The new millennium has taken the real estate industry for a pretty wild ride. Nothing but up, up and away have gone prices, with inventory availability down to a severe low, keeping it interesting. Yet real estate is a still hot commodity…and a solid investment. Despite last year’s nail-biting stock market fluctuations, patience-trying political transition and worry-provoking issues concerning the national economy, real estate has stood tall through it all, especially in major cities. In fact, economists say we’re enjoying one of the healthiest real estate markets in history, and anticipate no chance of a downward cycle within the next two years. Add to the mix solid job growth in major metro areas plus lowered interest rates to inspire even skeptical buyers, and you can bet real estate will continue to weather the storm as a top performer as predicted.

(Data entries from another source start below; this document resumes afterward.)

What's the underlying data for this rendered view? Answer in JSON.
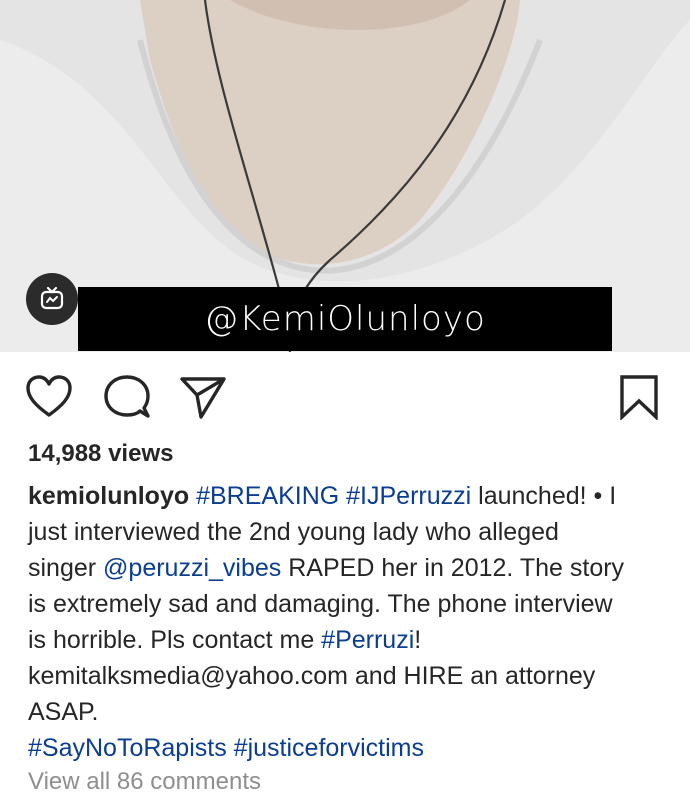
{
  "media": {
    "watermark": "@KemiOlunloyo",
    "badge_icon": "igtv-icon"
  },
  "actions": {
    "like_icon": "heart-icon",
    "comment_icon": "comment-icon",
    "share_icon": "send-icon",
    "save_icon": "bookmark-icon"
  },
  "post": {
    "views": "14,988 views",
    "username": "kemiolunloyo",
    "caption_lines": [
      [
        {
          "t": "tag",
          "v": "#BREAKING"
        },
        {
          "t": "text",
          "v": " "
        },
        {
          "t": "tag",
          "v": "#IJPerruzzi"
        },
        {
          "t": "text",
          "v": " launched! • I"
        }
      ],
      [
        {
          "t": "text",
          "v": "just interviewed the 2nd young lady who alleged"
        }
      ],
      [
        {
          "t": "text",
          "v": "singer "
        },
        {
          "t": "tag",
          "v": "@peruzzi_vibes"
        },
        {
          "t": "text",
          "v": " RAPED her in 2012. The story"
        }
      ],
      [
        {
          "t": "text",
          "v": "is extremely sad and damaging. The phone interview"
        }
      ],
      [
        {
          "t": "text",
          "v": "is horrible. Pls contact me "
        },
        {
          "t": "tag",
          "v": "#Perruzi"
        },
        {
          "t": "text",
          "v": "!"
        }
      ],
      [
        {
          "t": "text",
          "v": "kemitalksmedia@yahoo.com and HIRE an attorney"
        }
      ],
      [
        {
          "t": "text",
          "v": "ASAP."
        }
      ],
      [
        {
          "t": "tag",
          "v": "#SayNoToRapists"
        },
        {
          "t": "text",
          "v": " "
        },
        {
          "t": "tag",
          "v": "#justiceforvictims"
        }
      ]
    ],
    "view_all_comments": "View all 86 comments"
  },
  "colors": {
    "tag": "#0b3d91",
    "muted": "#8e8e8e",
    "text": "#262626"
  }
}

Take New York. Based on year-end 2000 sales statistics calculated by The Corcoran Group, there’s no question that Manhattan’s luxury real estate market will ever be the same! The astonishing renaissance of New York City has demonstrated its resilience to threats of sluggish economic conditions with phenomenal increases in the average sales price indices over 1999’s record high levels. One thing’s certain…owning NYC real estate is still the ultimate status symbol among ultra-status conscious New Yorkers. The past year may have been a roller coaster ride for Wall Street, but our real estate clients have remained extremely calm and confident.

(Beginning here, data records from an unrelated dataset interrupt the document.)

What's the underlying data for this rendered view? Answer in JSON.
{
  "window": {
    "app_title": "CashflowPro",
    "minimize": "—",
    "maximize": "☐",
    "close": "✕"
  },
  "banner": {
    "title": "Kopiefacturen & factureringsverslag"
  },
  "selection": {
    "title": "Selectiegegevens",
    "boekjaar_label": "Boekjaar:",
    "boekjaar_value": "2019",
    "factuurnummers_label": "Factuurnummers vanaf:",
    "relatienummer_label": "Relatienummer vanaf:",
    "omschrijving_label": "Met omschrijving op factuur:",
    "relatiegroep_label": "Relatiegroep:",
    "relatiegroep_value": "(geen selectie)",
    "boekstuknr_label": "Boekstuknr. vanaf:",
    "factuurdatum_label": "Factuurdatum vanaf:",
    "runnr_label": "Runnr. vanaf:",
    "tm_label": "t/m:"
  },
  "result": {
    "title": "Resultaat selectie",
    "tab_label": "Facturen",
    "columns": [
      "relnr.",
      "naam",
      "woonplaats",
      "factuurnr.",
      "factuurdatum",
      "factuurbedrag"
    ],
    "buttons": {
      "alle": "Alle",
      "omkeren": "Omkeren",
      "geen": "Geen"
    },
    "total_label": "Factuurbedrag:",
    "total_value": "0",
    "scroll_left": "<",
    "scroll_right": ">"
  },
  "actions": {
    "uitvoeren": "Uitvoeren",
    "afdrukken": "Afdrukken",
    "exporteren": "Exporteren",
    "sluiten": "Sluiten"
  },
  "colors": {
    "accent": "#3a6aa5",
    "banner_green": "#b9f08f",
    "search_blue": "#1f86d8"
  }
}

Other cities nationwide are also experiencing similar trends and exceptional market strength. Let’s first look at New York City’s remarkable stats, then we’ll jet across country to see how other major cities stack up…
It you can make it there, you can make it anywhere, right? Real estate growth made it big time in the Big Apple last year, setting the pace for our other big cities. We’re seeing several dichotomies in trends, however. First, there are still more buyers than sellers in the market. Buyers today have more cash to spend, yet seem more hesitant to commit than last year. Even those willing to take the plunge may have to wait, due to the still prevalent shortage of nice apartments (except for super-expensive properties over $10 million, which are readily available). While the days of wild bidding over asking price may be gone, competitive bidding on choice properties continues as an everyday occurrence. Prices are still on the rise but apartments are taking a bit longer to sell, with deal signing time also lagging somewhat.